The biggest culprit for marshmallows that are not fluffy is sugar that is cooked beyond 240F (also known as the soft ball stage of sugar cooking). Anything higher will make the sugar too stiff to create a light and fluffy marshmallow
- ¼ cup cornstarch
- ¼ cup powdered sugar
- 3 packages gelatin unflavored
- 1 cup ice water divided
- 1 ½ cups granulated sugar
- 1 cup corn syrup
- ½ teaspoon sea salt
- 2 teaspoons vanilla extract
To Make Pops
- 10 oz white chocolate
- ½ cup sprinkles
- Make the marshmallow mix by mixing the ingredients together in a bowl and set aside.
- Add the gelatin and half the water together in a stand mixer and set aside. Attach the whisk attachment to the mixer in the meantime.
- Mix together the remaining water, sugar, corn syrup, and salt in a saucepan and heat on medium-high. Allow to boil for about 10 minutes, or until the mixture reaches 240F.
- Turn on the stand mixer on low and drizzle in the sugar and corn syrup mixture into the bowl. Be careful not to let the mixture splash on the sides or out of the bowl.
- Beat the mixture on medium speed for about 15 minutes, or until the outside of the bowl feels about room temperature. Add in the vanilla and beat for another minute.
- Prepare your containers while the mixer is still beating.

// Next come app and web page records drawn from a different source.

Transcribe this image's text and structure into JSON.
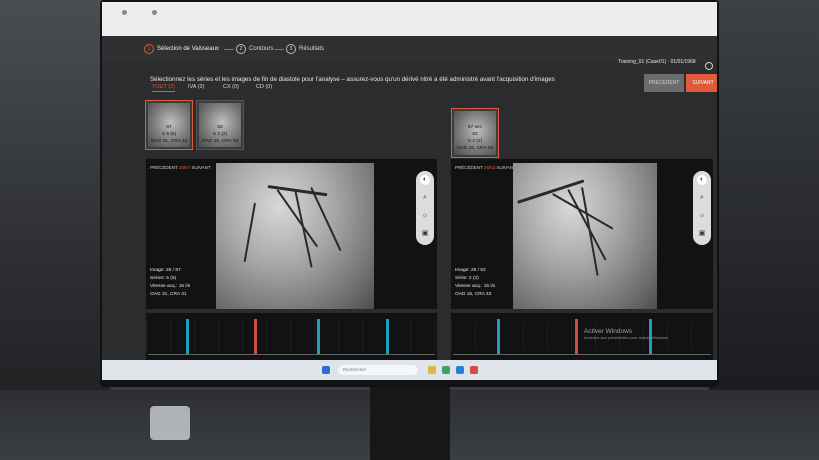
{
  "steps": [
    {
      "num": "1",
      "label": "Sélection de Vaisseaux"
    },
    {
      "num": "2",
      "label": "Contours"
    },
    {
      "num": "3",
      "label": "Résultats"
    }
  ],
  "study": "Training_01 (Case01) · 01/01/1968",
  "instruction": "Sélectionnez les séries et les images de fin de diastole pour l'analyse – assurez-vous qu'un dérivé nitré a été administré avant l'acquisition d'images",
  "buttons": {
    "prev": "PRÉCÉDENT",
    "next": "SUIVANT"
  },
  "tabs": [
    "TOUT (2)",
    "IVA (2)",
    "CX (0)",
    "CD (0)"
  ],
  "thumbs": [
    {
      "l1": "67",
      "l2": "S 5 (5)",
      "l3": "OAG 31, CRA 31"
    },
    {
      "l1": "53",
      "l2": "S 2 (2)",
      "l3": "OAD 15, CRA 33"
    },
    {
      "l1": "67 sec",
      "l2": "53",
      "l3": "S 2 (2)",
      "l4": "OAD 15, CRA 33"
    }
  ],
  "left_panel": {
    "prev": "PRÉCÉDENT",
    "count": "25/67",
    "next": "SUIVANT",
    "meta": [
      "Image: 25 / 67",
      "Séries: 5 (5)",
      "Vitesse acq.: 15 i/s",
      "OAG 31, CRA 31"
    ]
  },
  "right_panel": {
    "prev": "PRÉCÉDENT",
    "count": "25/53",
    "next": "SUIVANT",
    "meta": [
      "Image: 25 / 53",
      "Série: 2 (2)",
      "Vitesse acq.: 15 i/s",
      "OAD 15, CRA 33"
    ]
  },
  "watermark": {
    "title": "Activer Windows",
    "sub": "Accédez aux paramètres pour activer Windows."
  },
  "taskbar": {
    "search": "Rechercher"
  },
  "colors": {
    "accent": "#e05a3c",
    "marker_blue": "#1f9fb8",
    "marker_red": "#c8503a"
  }
}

Grease 20 small Dixie cups if you are making pops, or grease a 9x9 baking ban and generously coat with the marshmallow mix. If you are using Dixie cups, please make sure the rims of the cups are also greased and coated in the marshmallow mix.
- Once the marshmallows are ready (the mixer is at room temperature and you've added your vanilla), either pour the marshmallows into the pan, or grease an ice cream scoop then coat in the marshmallow mix (or you can attempt to use a greased pipping bag). Use your ice cream scoop to fill the Dixie cups with the marshmallow. Place a lollipop stick in the middle of each Dixie cup. Top with more marshmallow mix (do this for both the pan and Dixie cup method).
- Place on the counter for at least 3 hours, or preferably overnight.
- Remove the marshmallows from the Dixie cups. Or remove the marshmallows from the baking pan and cut into large cubes using a greased knife.
- Place the sprinkles in a bowl. Place a sheet of parchment paper on a flat surface. if you are coating the marshmallow pops.
- Melt the white chocolate by placing in a microwave-safe bowl and heating for 30 seconds at a time and mixing the chocolate between each 30 second interval.
- Working quickly, dip the marshmallows into the white chocolate. Allow it to drip off any excess white chocolate, then dip into the sprinkles. Place on the parchment paper. I found the marshmallow mix dries out the white chocolate quickly, so you don't have a ton of time before you can dip the marshmallows in sprinkles before the chocolate is too hard to stick. You can reheat the white chocolate as needed.